Energy Department and FERMCO officials disputed several specific aspects of the Enquirer's findings:

Unauthorized spending:

The Enquirer reported that FERMCO had set up 236 control accounts and charge numbers, worth several million dollars, without full authorization as required by the Energy Department.

Members of an internal FERMCO audit team said the Enquirer looked at the wrong documents. The Energy Department requires authorization at the ''control'' accounts level, but not for ''charge'' accounts, said audit team member Dennis Hart. ''Our control accounts were entirely correct and in accordance with DOE directives,'' he said. ''FERMCO has not charged DOE for unauthorized expenditures.''

Overstated progress reports: The Enquirer reported that FERMCO intentionally did not correct inaccurate progress reports, using an internally developed computer program that prevented the Energy Department from tracking FERMCO's actual progress.

Meanwhile, FERMCO collected millions in performance fees based on the inaccurate progress reports.

Mr. Ofte said FERMCO was following DOE directives that discouraged ''re-creating history.'' Members of a Fluor Daniel - FERMCO internal audit team said that the computer program in question simply caught minor data errors, which had no overall impact on performance fees.

Contract to demolish Plant 7: The Enquirer reported that FERMCO knew in 1993 that demolishing the Plant 7 building at Fernald would cost $1.8 million, after initially telling the Energy Department it would cost $5.5 million. They then deliberately delayed correcting the inflated estimate so that the company could collect a performance fee.

FERMCO officials said the bids were opened and the contract awarded to a demolition subcontractor too late to update master plans to the Energy Department, which would have alerted them to the reduced cost. However, FERMCO officials said the Energy Department was aware of the lower bids for the project shortly after they were opened.

Travel scandal: The Enquirer reported that FERMCO - Fluor Daniel was paid more than $15 million in travel expenses over three years based on unsubstantiated invoices. Of $1.2 million in disputed travel expenses in 1993, FERMCO repaid $509,625 to the Energy Department. Other disputed fees remain in negotiation.

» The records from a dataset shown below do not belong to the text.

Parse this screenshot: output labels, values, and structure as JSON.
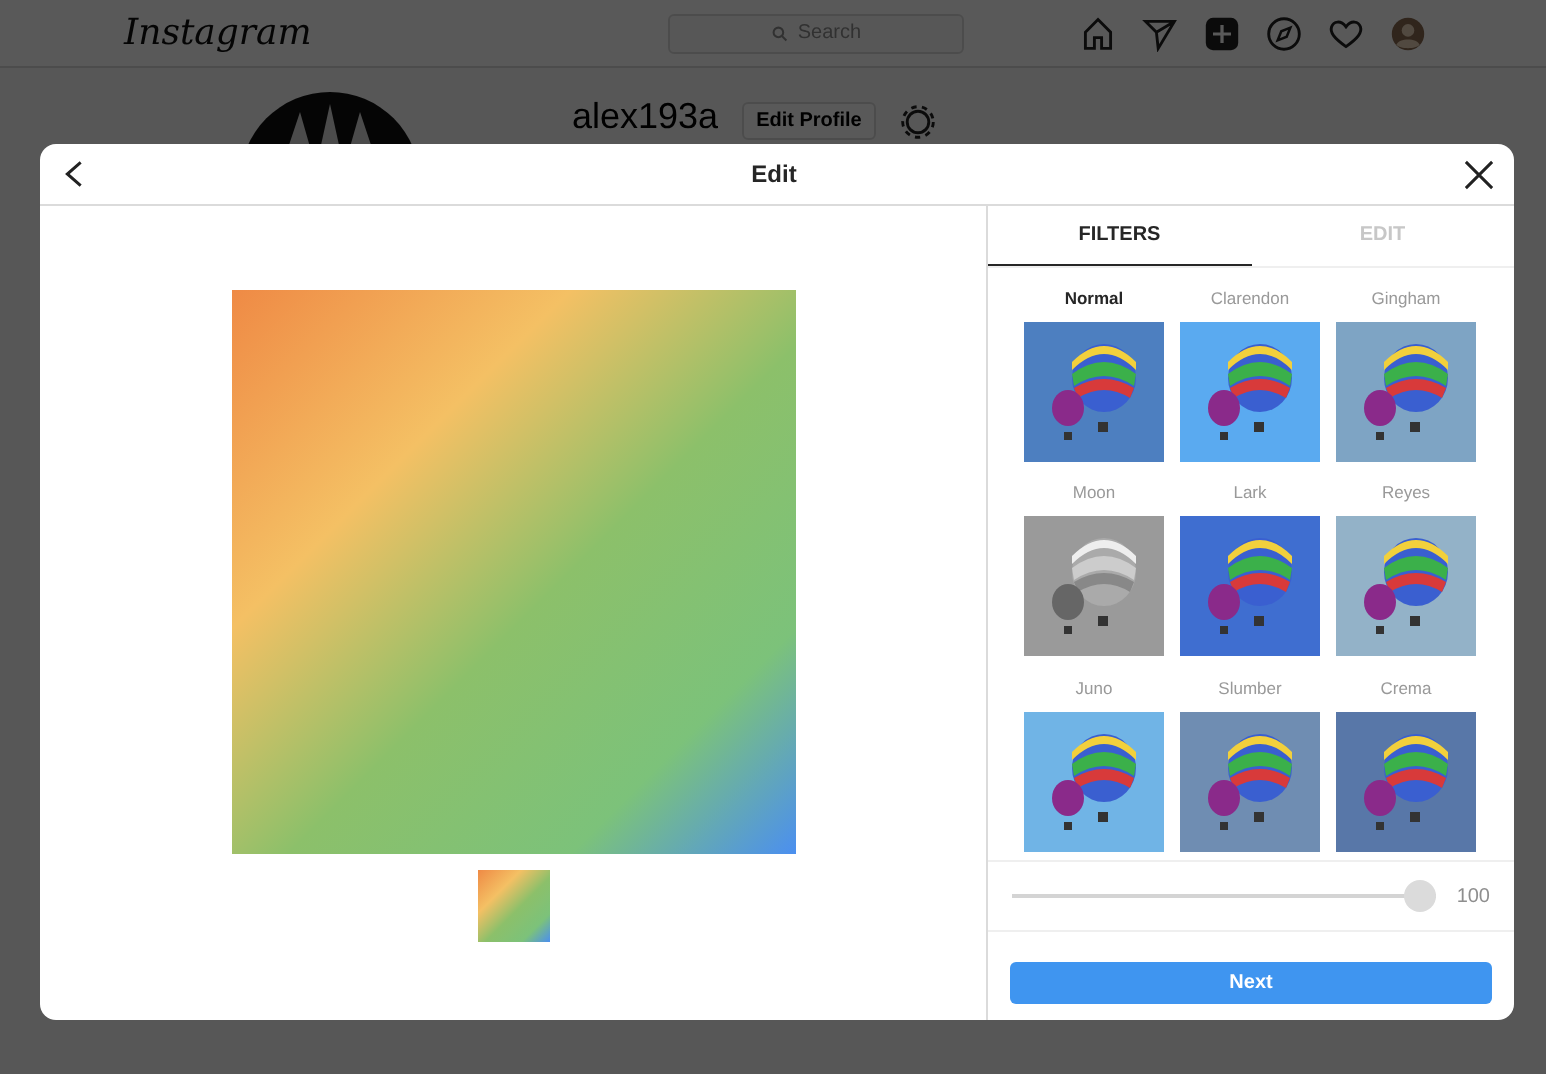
{
  "nav": {
    "logo": "Instagram",
    "search": {
      "placeholder": "Search"
    }
  },
  "profile": {
    "username": "alex193a",
    "edit_button": "Edit Profile"
  },
  "modal": {
    "title": "Edit",
    "tabs": [
      {
        "label": "FILTERS",
        "selected": true
      },
      {
        "label": "EDIT",
        "selected": false
      }
    ],
    "filters": [
      {
        "name": "Normal",
        "selected": true
      },
      {
        "name": "Clarendon",
        "selected": false
      },
      {
        "name": "Gingham",
        "selected": false
      },
      {
        "name": "Moon",
        "selected": false
      },
      {
        "name": "Lark",
        "selected": false
      },
      {
        "name": "Reyes",
        "selected": false
      },
      {
        "name": "Juno",
        "selected": false
      },
      {
        "name": "Slumber",
        "selected": false
      },
      {
        "name": "Crema",
        "selected": false
      }
    ],
    "strength": {
      "level": 1,
      "reading": "100"
    },
    "next_button": "Next"
  }
}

Mr. Hart said Monday they were following an internal policy that allowed traveling employees to choose between receiving a per diem payment or direct reimbursement. That policy did not require keeping receipts for those who received per diem payments. An Energy Department audit later found the company was wrong, and was legally responsible for maintaining the receipts. In 1995 the department ordered them to begin doing so. Fluor Daniel - FERMCO has complied since the Energy Department ordered the company to keep receipts, Mr. Hart said.

Safety: The Enquirer investigation revealed that more than 1,000 serious safety-related problems have occurred since Jan. 1, 1993, including seven ''criticality'' incidents where drums of radioactive waste were stored dangerously close together and that nearly 80 workers had been exposed to radioactive material.

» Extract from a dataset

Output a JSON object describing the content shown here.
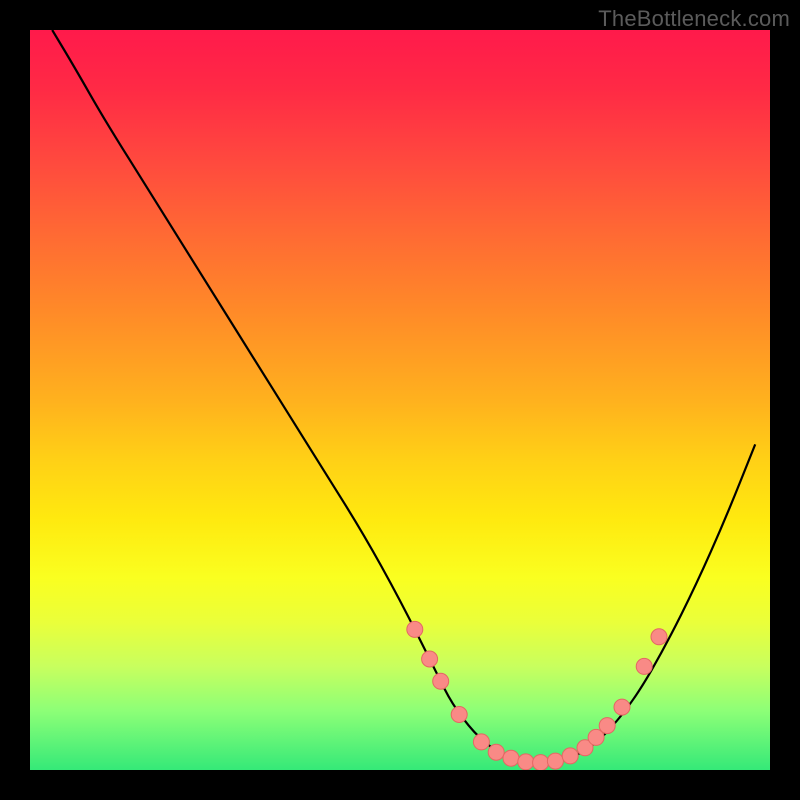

Mr. Hamric said that workers have been encouraged to report safety problems and that the project's track record has improved. Fernald's safety record is three times better than other heavy industries, Mr. Hamric said.

''We take very seriously our responsibility to provide for the safety of our employees and the public,'' Mr. Ofte said.

Published Feb. 13, 1996.